▶ MATERIAL PROVIDED
......

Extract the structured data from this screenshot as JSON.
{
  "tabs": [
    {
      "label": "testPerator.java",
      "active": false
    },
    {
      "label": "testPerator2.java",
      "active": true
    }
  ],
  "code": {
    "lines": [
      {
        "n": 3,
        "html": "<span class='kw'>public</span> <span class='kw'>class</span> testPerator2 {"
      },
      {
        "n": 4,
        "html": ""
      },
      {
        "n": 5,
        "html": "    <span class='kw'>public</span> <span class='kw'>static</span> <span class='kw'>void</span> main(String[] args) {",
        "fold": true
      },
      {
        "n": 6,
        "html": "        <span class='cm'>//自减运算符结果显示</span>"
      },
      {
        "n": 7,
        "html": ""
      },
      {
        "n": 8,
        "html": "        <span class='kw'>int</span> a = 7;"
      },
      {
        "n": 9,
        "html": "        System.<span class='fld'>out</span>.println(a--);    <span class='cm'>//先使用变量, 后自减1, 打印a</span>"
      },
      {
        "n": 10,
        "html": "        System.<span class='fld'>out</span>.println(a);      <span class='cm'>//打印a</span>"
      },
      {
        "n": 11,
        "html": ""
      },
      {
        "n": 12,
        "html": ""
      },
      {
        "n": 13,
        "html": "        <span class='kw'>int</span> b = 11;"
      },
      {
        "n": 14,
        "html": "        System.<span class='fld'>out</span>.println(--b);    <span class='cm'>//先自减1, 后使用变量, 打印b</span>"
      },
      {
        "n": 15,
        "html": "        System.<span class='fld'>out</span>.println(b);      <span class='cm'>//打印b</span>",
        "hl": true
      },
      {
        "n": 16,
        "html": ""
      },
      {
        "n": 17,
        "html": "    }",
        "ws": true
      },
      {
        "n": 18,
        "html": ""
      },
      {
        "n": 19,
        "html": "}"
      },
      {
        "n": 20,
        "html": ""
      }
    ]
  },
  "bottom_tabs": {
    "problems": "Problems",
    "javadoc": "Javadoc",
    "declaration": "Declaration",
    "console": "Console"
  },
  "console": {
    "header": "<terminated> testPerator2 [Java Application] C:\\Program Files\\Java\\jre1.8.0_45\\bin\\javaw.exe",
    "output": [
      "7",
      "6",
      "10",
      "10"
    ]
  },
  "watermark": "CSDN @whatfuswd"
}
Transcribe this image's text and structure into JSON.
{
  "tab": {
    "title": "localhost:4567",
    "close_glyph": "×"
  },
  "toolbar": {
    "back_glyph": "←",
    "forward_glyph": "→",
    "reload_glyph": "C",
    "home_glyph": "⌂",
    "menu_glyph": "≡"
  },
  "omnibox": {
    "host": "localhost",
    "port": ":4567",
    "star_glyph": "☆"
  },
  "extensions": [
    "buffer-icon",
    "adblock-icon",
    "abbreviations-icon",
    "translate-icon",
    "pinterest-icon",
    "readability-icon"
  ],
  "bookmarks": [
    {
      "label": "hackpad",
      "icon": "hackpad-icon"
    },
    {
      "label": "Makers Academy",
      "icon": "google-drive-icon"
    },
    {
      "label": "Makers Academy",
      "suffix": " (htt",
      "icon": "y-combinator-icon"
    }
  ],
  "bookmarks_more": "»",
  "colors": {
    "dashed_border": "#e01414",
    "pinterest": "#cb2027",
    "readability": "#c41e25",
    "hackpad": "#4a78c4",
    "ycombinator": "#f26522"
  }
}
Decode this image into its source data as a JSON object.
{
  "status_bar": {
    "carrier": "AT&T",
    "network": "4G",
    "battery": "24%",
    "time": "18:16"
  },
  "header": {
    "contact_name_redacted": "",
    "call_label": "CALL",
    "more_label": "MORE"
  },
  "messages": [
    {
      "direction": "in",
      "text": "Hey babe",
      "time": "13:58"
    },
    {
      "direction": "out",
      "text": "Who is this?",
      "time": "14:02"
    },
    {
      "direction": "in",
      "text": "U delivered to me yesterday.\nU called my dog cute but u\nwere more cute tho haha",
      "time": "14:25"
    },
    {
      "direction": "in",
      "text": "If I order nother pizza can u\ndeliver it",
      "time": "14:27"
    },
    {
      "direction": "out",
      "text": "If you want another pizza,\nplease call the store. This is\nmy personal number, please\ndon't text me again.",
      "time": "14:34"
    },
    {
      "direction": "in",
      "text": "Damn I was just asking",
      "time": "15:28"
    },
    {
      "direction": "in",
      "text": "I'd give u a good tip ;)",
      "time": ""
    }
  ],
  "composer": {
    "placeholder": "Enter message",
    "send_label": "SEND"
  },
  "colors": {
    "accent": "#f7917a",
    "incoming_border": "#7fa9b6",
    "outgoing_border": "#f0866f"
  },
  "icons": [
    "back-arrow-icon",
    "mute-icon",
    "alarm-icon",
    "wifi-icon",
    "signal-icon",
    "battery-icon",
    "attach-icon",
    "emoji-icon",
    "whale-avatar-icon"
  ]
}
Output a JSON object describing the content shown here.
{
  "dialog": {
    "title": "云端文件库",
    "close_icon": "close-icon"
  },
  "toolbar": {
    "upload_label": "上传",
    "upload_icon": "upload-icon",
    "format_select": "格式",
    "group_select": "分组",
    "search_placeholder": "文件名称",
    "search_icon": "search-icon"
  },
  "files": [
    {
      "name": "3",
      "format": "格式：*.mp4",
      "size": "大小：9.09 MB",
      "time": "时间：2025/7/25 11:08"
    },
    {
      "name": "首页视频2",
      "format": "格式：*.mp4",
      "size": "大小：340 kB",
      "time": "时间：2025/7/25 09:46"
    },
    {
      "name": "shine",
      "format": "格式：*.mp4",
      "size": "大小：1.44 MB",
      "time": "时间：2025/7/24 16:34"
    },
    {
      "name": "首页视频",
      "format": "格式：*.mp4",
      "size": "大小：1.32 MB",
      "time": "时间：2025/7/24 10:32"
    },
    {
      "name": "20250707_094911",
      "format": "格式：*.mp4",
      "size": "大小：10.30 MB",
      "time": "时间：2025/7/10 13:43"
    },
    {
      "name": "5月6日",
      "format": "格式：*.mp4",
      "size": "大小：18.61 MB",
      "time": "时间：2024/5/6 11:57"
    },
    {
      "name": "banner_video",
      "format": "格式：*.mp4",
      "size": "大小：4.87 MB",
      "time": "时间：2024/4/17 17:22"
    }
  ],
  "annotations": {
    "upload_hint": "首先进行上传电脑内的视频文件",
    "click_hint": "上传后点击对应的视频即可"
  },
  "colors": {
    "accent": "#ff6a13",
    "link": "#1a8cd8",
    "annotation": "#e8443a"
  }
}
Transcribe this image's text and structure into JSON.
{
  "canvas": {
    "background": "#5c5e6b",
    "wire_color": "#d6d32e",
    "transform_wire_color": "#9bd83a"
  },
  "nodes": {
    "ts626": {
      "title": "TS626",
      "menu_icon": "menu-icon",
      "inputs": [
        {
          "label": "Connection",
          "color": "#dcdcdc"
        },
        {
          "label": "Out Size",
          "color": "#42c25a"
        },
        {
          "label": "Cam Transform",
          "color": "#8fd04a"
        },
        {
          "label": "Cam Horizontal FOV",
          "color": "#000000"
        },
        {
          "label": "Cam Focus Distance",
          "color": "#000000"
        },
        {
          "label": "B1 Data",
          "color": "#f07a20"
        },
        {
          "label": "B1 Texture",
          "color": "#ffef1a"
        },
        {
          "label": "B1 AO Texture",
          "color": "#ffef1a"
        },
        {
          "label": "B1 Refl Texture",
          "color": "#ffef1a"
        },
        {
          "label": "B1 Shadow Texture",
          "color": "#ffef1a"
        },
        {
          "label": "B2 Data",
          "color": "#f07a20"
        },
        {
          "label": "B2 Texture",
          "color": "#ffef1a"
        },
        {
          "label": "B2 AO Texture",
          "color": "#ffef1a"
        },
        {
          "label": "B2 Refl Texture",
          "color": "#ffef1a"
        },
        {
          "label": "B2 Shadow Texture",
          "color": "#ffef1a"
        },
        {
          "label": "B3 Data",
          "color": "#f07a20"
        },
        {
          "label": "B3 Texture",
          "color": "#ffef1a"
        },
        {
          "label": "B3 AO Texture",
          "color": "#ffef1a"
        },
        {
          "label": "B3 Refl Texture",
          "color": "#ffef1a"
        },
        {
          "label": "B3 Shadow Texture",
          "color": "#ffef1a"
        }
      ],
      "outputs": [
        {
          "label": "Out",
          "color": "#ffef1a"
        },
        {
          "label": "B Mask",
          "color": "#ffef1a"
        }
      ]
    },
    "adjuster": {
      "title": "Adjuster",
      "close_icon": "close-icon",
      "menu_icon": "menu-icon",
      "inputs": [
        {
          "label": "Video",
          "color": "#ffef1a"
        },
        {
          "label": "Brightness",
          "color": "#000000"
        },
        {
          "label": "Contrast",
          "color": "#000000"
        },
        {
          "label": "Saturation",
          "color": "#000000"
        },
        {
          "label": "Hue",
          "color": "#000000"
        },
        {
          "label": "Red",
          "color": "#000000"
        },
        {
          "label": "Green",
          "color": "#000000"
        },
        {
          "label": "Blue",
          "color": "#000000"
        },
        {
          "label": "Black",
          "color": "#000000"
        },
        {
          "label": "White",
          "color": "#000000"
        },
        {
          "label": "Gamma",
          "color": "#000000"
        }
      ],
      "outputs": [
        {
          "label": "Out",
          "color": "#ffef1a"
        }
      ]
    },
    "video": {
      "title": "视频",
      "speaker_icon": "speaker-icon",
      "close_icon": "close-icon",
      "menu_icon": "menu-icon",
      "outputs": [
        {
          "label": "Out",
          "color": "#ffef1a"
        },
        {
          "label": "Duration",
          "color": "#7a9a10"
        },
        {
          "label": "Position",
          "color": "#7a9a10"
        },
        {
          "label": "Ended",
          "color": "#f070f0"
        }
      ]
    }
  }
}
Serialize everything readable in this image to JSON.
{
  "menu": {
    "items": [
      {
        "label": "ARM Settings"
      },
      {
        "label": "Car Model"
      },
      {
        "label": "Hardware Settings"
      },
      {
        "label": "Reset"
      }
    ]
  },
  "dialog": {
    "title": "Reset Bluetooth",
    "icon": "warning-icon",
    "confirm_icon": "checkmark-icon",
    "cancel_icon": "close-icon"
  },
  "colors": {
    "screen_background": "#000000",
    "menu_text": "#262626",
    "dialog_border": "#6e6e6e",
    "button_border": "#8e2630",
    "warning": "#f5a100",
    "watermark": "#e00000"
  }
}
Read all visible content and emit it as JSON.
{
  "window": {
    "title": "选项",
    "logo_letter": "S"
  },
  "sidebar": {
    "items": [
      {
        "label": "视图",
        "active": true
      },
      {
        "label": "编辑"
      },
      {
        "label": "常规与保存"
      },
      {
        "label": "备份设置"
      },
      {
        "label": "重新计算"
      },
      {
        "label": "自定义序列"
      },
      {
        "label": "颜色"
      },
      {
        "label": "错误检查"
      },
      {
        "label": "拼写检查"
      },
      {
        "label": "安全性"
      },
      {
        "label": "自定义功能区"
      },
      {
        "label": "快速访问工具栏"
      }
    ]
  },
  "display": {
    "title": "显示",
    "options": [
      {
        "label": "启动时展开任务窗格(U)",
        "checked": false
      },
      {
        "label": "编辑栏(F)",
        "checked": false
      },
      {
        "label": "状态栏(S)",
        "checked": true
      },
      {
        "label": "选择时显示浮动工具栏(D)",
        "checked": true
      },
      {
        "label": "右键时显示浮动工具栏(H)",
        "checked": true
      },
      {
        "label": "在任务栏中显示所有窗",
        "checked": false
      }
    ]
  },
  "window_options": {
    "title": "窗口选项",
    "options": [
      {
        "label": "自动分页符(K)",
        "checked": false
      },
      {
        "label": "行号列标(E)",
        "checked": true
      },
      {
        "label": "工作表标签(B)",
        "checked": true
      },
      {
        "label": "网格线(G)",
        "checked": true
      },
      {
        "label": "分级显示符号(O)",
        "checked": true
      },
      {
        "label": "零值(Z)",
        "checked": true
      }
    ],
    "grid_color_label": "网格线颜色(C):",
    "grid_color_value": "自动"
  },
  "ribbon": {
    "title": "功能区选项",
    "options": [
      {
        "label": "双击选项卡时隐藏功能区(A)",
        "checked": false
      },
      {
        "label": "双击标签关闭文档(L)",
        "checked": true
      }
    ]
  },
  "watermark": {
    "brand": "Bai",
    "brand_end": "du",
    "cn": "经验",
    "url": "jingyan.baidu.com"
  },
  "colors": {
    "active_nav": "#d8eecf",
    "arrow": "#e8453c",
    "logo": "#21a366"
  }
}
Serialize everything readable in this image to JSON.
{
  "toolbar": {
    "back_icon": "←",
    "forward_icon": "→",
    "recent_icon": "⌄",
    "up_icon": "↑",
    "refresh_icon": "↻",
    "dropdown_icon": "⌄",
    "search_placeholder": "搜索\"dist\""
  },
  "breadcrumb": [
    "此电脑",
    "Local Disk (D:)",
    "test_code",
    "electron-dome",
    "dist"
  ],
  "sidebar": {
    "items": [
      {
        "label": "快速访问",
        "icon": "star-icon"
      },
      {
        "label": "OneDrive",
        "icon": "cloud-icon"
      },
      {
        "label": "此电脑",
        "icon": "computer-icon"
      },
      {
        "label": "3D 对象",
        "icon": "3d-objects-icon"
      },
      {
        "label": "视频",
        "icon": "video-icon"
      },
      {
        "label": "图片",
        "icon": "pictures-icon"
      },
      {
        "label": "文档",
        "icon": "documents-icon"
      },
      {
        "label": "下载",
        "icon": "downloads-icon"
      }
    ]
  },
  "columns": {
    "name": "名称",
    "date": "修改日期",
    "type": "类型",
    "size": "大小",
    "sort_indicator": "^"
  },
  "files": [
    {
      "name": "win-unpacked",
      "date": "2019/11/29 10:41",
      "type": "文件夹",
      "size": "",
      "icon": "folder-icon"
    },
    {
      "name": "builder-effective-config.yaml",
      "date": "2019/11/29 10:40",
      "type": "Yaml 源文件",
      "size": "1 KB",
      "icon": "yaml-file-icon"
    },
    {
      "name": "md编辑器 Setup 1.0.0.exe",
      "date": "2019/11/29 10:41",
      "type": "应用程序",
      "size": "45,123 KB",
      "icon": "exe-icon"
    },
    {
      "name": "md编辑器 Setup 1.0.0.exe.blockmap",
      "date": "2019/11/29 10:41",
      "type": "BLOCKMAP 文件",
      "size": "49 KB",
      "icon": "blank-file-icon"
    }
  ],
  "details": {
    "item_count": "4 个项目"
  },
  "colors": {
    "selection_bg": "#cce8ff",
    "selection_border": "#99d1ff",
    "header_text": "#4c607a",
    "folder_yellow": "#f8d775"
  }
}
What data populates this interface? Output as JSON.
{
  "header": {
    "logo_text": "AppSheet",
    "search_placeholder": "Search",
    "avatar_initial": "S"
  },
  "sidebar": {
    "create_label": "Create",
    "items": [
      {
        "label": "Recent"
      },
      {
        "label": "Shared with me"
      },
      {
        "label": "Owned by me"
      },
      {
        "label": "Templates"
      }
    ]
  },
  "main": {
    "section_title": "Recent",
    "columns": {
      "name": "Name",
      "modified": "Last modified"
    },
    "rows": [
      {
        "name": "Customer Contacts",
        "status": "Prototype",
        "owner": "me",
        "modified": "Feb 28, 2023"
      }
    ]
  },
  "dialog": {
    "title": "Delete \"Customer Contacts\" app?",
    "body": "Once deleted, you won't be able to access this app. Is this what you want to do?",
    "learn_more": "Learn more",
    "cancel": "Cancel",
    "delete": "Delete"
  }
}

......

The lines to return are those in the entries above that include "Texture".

▶ PROBLEM SOLUTION
          "label": "B1 Texture",
          "label": "B1 AO Texture",
          "label": "B1 Refl Texture",
          "label": "B1 Shadow Texture",
          "label": "B2 Texture",
          "label": "B2 AO Texture",
          "label": "B2 Refl Texture",
          "label": "B2 Shadow Texture",
          "label": "B3 Texture",
          "label": "B3 AO Texture",
          "label": "B3 Refl Texture",
          "label": "B3 Shadow Texture",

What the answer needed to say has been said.